There has been extensive media coverage of Isle of Wight Council v Platt case and there are now reports that term-time holiday bookings have increased. Despite the ruling, parents should still be cautious about term-time holidays. The DfE are maintaining that children’s attendance at school is non-negotiable and that their policies in relation to school absence is clear and correct. The DfE are now also looking to change legislation and strengthen statutory guidance.
The High Court recently upheld the magistrates’ decision that Mr Platt had not committed a criminal offence by taking his child out of school for seven days in term-time for a holiday, finding that the magistrates were entitled to take into account the wider picture of the child’s attendance. The judgement has now been published.

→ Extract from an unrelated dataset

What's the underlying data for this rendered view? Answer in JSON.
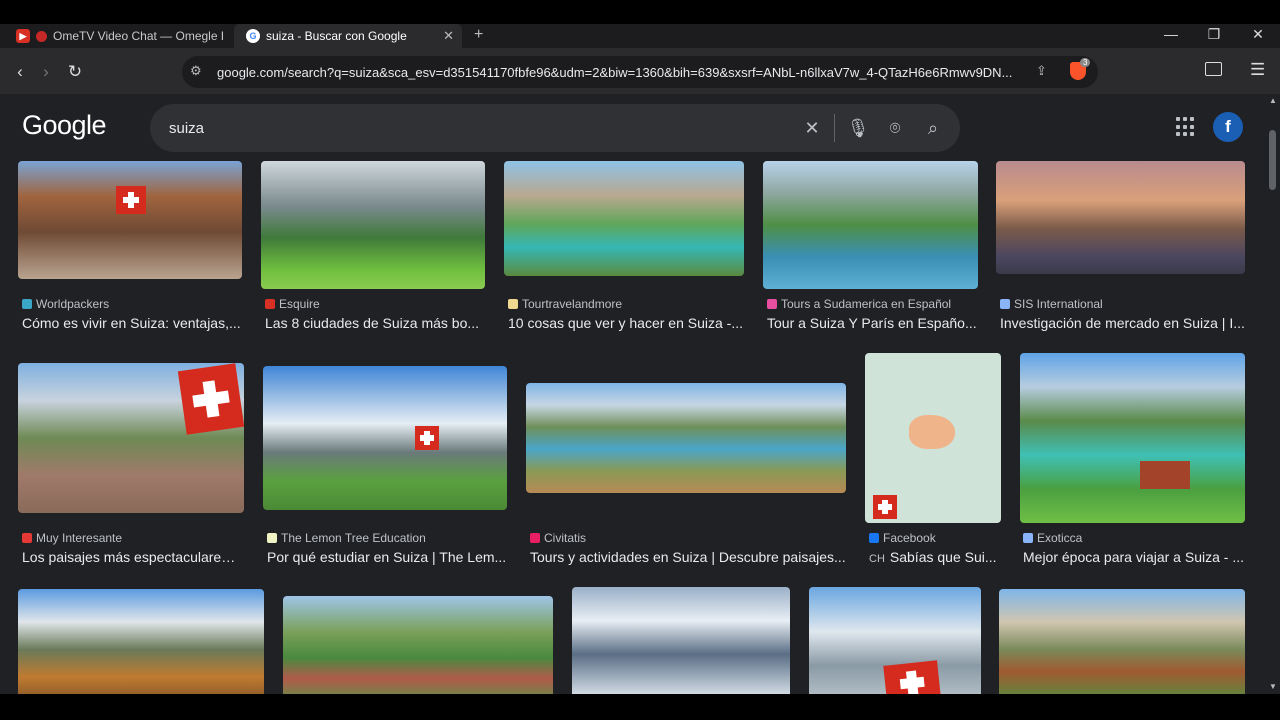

The Court’s conclusion was that “The magistrates were bound to consider whether there was regular school attendance in the light of all the evidence including the school’s record of attendance”. Therefore the magistrates did not err in law in taking into account attendance outside the offence dates when determining the attendance of the child.
The judgment explains that before the holiday, the child’s attendance was 95% and afterwards it was 90.3%. The local authority’s documents indicated that attendance of 90-95% was deemed as satisfactory.
In terms of the current legal framework, Section 144(1) of the Education Act 1996 states “If a child of compulsory school age who is a registered pupil at a school fails to attend regularly at the school, his parent is guilty of an offence“. Section 444(1A) also states it is an offence where a parent knows that the child is failing to attend school regularly and fails to cause the child to do so. Of course there are exemptions to these offences, for example, absence due to sickness or religious reason.
The law therefore does not specify the number of days that constitutes ‘attending regularly’ and whether or not regular attendance depends on the pattern of attendance or just the number of days.
Each case will turn on its own facts, so parents should still be cautious about booking term-time holidays and this decision cannot be seen as a legal endorsement of any term-time holiday.
More guidance and changes to legislation is anticipated so watch this space.
Some see the high court ruling as opening the way for parents to take their children out of school so long as they have a good attendance record. The decision has prompted the Department for Education to look again at policy with regard to term-time absences. The case has generated huge interest and is likely to give rise to similar challenges. The Guardian’s report on the court ruling drew nearly 3,000 comments from readers, including many teachers and governors questioning the wisdom of the law.